Every year in December Ontarians gear up for the holiday season with increased travel on Canada’s wintery roads for holiday celebrations and to see family and friends. Correspondingly to the increased amount of travel, bad road conditions, and the excitement of the season, our team sees a elevated level of calls from people seeking help for Highway Traffic Act and Compulsory Automobile Insurance Act offences.
What can you do to help ensure a safe and fun holiday season this year?
Let’s take a look at the most common problems…
SPEEDING AND STUNT DRIVING
Speeding charges are the single most common offence that we assist clients with before the courts. In more serious cases where the rate of speed exceeds the posted speed limit by 50 km/h or more, a Stunt Driving charge will not only result in very serious court, licensing, and insurance penalties…but leave you at roadside with a suspended license and your vehicle towed and impounded.
Speeding offences are penalized for demerit points as follows:
(2) Every number plate shall be kept free from dirt and obstruction and shall be affixed so that the entire number plate, including the numbers, is plainly visible at all times, and the view of the number plate shall not be obscured or obstructed by spare tires, bumper bars, any part of the vehicle, any attachments to the vehicle or the load carried. 1994, c. 27, s. 138 (7).
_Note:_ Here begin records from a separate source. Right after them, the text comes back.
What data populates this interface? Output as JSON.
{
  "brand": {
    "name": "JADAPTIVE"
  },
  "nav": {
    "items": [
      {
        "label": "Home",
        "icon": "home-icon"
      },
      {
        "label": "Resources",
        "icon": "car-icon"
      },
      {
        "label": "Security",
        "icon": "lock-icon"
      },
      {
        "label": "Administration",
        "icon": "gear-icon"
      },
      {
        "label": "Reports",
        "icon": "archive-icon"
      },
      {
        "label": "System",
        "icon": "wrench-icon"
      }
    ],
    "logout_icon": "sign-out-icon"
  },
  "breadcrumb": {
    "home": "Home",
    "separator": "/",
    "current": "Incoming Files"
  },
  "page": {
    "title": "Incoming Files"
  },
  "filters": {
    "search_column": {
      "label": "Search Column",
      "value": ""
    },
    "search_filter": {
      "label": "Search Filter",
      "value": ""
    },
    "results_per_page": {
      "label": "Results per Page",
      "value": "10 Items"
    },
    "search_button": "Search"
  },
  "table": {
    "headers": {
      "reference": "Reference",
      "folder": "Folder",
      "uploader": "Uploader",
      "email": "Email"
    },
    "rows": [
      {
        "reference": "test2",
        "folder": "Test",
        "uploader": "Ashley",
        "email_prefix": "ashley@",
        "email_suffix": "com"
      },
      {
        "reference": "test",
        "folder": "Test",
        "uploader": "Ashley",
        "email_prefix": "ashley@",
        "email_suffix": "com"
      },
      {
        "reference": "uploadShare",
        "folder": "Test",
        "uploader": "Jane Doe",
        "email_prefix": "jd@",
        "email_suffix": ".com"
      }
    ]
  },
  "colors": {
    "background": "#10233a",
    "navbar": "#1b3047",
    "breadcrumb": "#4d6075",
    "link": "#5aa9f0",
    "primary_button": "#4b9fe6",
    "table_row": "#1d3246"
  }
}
Accordingly, court fines will increase the farther over the posted speed limit you go and insurance costs will be tied to how your specific insurance company calculates risk assessment. If you are a G1 or G2 driver, a conviction for 4 or more demerit points will result in additional escalated sanctions penalties such as license suspension or the outright cancelling of your license. Speeding charges under section 128 of the Highway Traffic Act that are 50 km/h or greater go to Provincial Crown prosecution and can receive up to a 30 day license suspension at court.
More commonly speeding charges at 50 km/h or more over the posted speed limit are charged under section 172 of the HTA as “Stunt Driving” or “Race Motor Vehicle.” These are incredibly serious charges. The immediate consequence is a suspension of your driver’s license and being left at roadside as your vehicle is towed and impounded. Towing and impounding costs can easily range between $400 to $1500 depending upon where you happen to be. The total-payable fine (court fine plus the 25% victim fine surcharge) issued at court will then range between $2,500.00 to $12,500.00 and can also come with jail time or a license suspension for up to 2 years (or up to 10 years if it is a second or later offence).
Best advice? Slow down. Enjoy the holidays. Enjoy the experience of travelling. Get to your destination without being stopped by the police.
ALCOHOL RELATED CHARGES
The holiday season generally brings with it celebrations and the consumption of alcohol. With the large amount of public awareness surrounding drinking and driving from the government or groups like MADD, almost everyone has heard of “Impaired Driving” or “Over 80” offences under the Criminal Code of Canada.
But. Are you aware that G1 or G2 drivers or drivers 21 years of age or younger must maintain a 0% blood-alcohol concentration (BAC)? That means you could go to a celebration at a friend’s home where you consume alcohol, act responsibly by staying the night, but still be charged for driving with a non-zero BAC offence on your way home the next morning. Even a small, residual amount of alcohol in your body could result in being charged and having your license suspended if you are convicted.
Best advice? Enjoy your holidays! However, if you drink…arrange for a sober designated driver or an alternate means of transportation such as a bus, taxi, Uber, etc.
The holiday season means busy roadways. It also means the onset of winter weather and bad road conditions. Driver’s can be distracted thinking about their plans. Roads can be slippery. It’s a horrible mix that can result in collisions, injuries, or even fatalities.
The most common charge issued by police in the event of a collision is Careless Driving under section 130 of the HTA. These charges carry 6 demerit points and can result in having to go onto a high-risk insurer such as Facility Insurance. If the offence is issued by way of a summons, the total-payable court fine could go as high as $2,500.00 and could even result in jail time or a suspension of driver’s license up to two years.
Best advice? Be mindful of bad road conditions, the activity of other nearby vehicles, and take your time to arrive at your destination safely.
The holidays are for enjoying friends, family, and the festive spirit of the season. However, despite our best efforts, sometimes unexpected problems can happen. Speeding, stunt driving, alcohol-related, and collision-related charges are only a few of the possible offences that can unexpectedly happen to even the best of us. With the increased travel and distractions of the holiday season, keep mindful of other driver’s on Ontario’s roads and drive safely.